If you’re a mem­ber of a reg­is­tered med­i­cal aid scheme, your new­born will get im­me­di­ate cover. You’ll have a lit­tle lee­way to reg­is­ter the baby on the med­i­cal aid and sub­mit the nec­es­sary pa­per­work (usu­ally 30 days) but to en­sure ad­e­quate pro­tec­tion with no ex­clu­sions, re­port the birth to your med­i­cal aid provider as soon as pos­si­ble. (If the baby is to be reg­is­tered on the fa­ther’s med­i­cal aid, cover won’t nec­es­sar­ily kick in au­to­mat­i­cally from the mo­ment of birth – the med­i­cal aid will need to be in­formed ahead of time about the im­mi­nent ar­rival of the baby.) If you aren’t on a med­i­cal aid and can af­ford one, con­sider sign­ing up – preg­nancy, child­birth and ba­bies can be very ex­pen­sive. Best to sign up be­fore you even get preg­nant, to en­sure cover for any med­i­cal sup­port and preg­nan­cyre­lated ail­ments such as high blood pres­sure or di­a­betes. If you’re a typ­i­cal young South African fam­ily strug­gling to make ends meet, a hos­pi­tal plan with sav­ings is a cost­ef­fec­tive so­lu­tion – you’ll qual­ify for un­lim­ited hos­pi­tal ben­e­fits in most cases and still have ac­cess to some cash to cover day-to-day health­care ex­penses.

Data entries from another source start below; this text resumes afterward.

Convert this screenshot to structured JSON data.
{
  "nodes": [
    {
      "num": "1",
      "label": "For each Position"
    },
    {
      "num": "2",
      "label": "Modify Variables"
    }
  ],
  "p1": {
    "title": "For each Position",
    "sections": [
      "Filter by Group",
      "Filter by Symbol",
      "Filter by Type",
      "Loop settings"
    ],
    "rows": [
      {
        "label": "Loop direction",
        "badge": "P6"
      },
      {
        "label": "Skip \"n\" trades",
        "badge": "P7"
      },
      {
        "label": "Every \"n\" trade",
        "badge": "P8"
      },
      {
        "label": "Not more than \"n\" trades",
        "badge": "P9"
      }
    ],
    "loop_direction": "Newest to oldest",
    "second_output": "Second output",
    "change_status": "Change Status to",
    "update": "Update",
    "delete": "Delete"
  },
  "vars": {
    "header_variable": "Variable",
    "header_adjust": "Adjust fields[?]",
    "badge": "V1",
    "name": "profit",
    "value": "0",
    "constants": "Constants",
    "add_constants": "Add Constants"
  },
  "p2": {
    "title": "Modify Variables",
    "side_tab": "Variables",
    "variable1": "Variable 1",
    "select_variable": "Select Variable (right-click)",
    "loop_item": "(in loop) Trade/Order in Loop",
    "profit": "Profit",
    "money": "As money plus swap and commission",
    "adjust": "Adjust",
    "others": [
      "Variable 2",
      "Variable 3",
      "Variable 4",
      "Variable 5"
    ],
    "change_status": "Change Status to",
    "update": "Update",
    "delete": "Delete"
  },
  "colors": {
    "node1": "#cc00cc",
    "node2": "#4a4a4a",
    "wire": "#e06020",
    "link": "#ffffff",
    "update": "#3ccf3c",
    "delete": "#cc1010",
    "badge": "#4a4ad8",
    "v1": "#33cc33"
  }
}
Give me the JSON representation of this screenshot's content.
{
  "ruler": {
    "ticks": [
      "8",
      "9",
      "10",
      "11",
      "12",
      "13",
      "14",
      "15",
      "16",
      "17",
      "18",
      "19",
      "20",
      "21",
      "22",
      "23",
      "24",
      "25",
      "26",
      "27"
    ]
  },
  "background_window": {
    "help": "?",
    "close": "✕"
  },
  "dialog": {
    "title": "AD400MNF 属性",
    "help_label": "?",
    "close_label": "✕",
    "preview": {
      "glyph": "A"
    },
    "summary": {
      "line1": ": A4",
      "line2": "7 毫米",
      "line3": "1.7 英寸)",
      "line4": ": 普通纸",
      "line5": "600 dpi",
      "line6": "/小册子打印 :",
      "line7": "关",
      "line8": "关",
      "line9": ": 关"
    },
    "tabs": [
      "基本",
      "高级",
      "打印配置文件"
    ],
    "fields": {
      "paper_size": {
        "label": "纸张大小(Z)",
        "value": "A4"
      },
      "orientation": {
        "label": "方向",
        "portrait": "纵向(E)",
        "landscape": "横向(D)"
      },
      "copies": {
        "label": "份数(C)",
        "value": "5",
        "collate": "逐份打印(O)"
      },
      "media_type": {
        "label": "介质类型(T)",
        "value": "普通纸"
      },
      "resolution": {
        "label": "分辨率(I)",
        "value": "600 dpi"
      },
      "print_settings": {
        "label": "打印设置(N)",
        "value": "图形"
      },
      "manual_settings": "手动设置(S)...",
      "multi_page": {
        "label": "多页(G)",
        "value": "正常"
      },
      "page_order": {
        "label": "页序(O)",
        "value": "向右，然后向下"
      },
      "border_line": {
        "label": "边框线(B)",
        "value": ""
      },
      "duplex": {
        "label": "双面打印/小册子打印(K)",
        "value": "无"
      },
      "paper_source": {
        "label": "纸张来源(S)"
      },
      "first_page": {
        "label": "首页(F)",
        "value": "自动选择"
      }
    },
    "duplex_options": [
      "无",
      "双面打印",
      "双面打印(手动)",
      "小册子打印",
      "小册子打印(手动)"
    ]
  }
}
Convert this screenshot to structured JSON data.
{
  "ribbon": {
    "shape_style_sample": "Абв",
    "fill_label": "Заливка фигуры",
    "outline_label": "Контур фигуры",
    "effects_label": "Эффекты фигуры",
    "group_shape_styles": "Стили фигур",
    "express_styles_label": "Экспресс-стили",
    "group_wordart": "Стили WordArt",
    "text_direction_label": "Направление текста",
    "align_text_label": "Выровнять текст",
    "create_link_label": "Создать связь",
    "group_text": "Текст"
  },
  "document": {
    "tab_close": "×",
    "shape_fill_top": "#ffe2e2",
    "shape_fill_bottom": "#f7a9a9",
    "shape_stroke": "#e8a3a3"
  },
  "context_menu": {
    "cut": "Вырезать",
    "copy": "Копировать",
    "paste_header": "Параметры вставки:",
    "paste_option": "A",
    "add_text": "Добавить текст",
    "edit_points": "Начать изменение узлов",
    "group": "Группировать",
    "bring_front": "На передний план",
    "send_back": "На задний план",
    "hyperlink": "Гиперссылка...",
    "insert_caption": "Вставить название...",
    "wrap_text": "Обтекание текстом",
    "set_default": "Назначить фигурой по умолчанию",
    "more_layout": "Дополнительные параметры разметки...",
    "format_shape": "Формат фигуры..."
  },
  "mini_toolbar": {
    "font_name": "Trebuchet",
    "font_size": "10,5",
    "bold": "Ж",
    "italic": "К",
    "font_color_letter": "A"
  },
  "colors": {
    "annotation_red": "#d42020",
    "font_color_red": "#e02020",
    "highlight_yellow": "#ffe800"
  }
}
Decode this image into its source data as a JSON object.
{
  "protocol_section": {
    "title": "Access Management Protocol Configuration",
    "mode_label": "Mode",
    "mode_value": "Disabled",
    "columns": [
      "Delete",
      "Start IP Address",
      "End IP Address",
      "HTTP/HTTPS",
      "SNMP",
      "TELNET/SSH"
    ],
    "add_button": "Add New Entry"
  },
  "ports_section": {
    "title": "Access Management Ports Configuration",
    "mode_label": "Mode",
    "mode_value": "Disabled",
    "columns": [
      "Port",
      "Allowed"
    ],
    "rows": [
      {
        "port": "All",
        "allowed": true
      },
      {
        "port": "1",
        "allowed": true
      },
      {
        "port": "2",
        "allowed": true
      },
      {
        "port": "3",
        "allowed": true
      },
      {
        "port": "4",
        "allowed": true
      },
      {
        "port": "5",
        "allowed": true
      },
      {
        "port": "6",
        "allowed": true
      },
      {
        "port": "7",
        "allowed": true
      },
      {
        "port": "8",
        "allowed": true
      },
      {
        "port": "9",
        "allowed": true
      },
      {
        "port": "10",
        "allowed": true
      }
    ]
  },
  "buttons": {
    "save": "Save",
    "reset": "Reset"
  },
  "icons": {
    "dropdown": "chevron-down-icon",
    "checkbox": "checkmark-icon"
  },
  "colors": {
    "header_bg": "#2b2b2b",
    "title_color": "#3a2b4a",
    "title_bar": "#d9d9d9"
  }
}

If you have a life and dis­abil­ity pol­icy, you’ll prob­a­bly need to in­crease the cover to al­low for the up­keep of the new ad­di­tion to the fam­ily – your fi­nan­cial ad­vi­sor can help you with this. And hav­ing a will in place is es­sen­tial as you’ll need to con­sider who will take care of your baby if some­thing hap­pens to you, what will hap­pen to your as­sets, and who will dis­trib­ute your pos­ses­sions – a fi­nan­cial trust com­pany, your bank or an at­tor­ney can ad­vise you.


Get­ting your child into a good school, whether gov­ern­ment or pri­vate, is a worry for many South African par­ents. Start do­ing your re­search even be­fore your baby is born, as some schools have wait­ing lists that are years long. Make a longlist of schools that you might want to send your child to, then go and visit them and chat to the staff – don’t rely on the school’s rep­u­ta­tion, as its ethos, at­ti­tude to dis­ci­pline or teach­ing meth­ods, among other is­sues, may not dove­tail with yours. Put your child’s name down at the four or five schools you like the best if it’s pos­si­ble – many schools have a short, spec­i­fied pe­riod (two or three months) dur­ing which you can ap­ply for en­rol­ment on your child’s be­half, while some schools print out a lim­ited num­ber of ap­pli­ca­tion forms and re­quire these to be fetched, filled in and de­liv­ered in per­son.


Newspapers in English

Newspapers from South Africa

© PressReader. All rights reserved.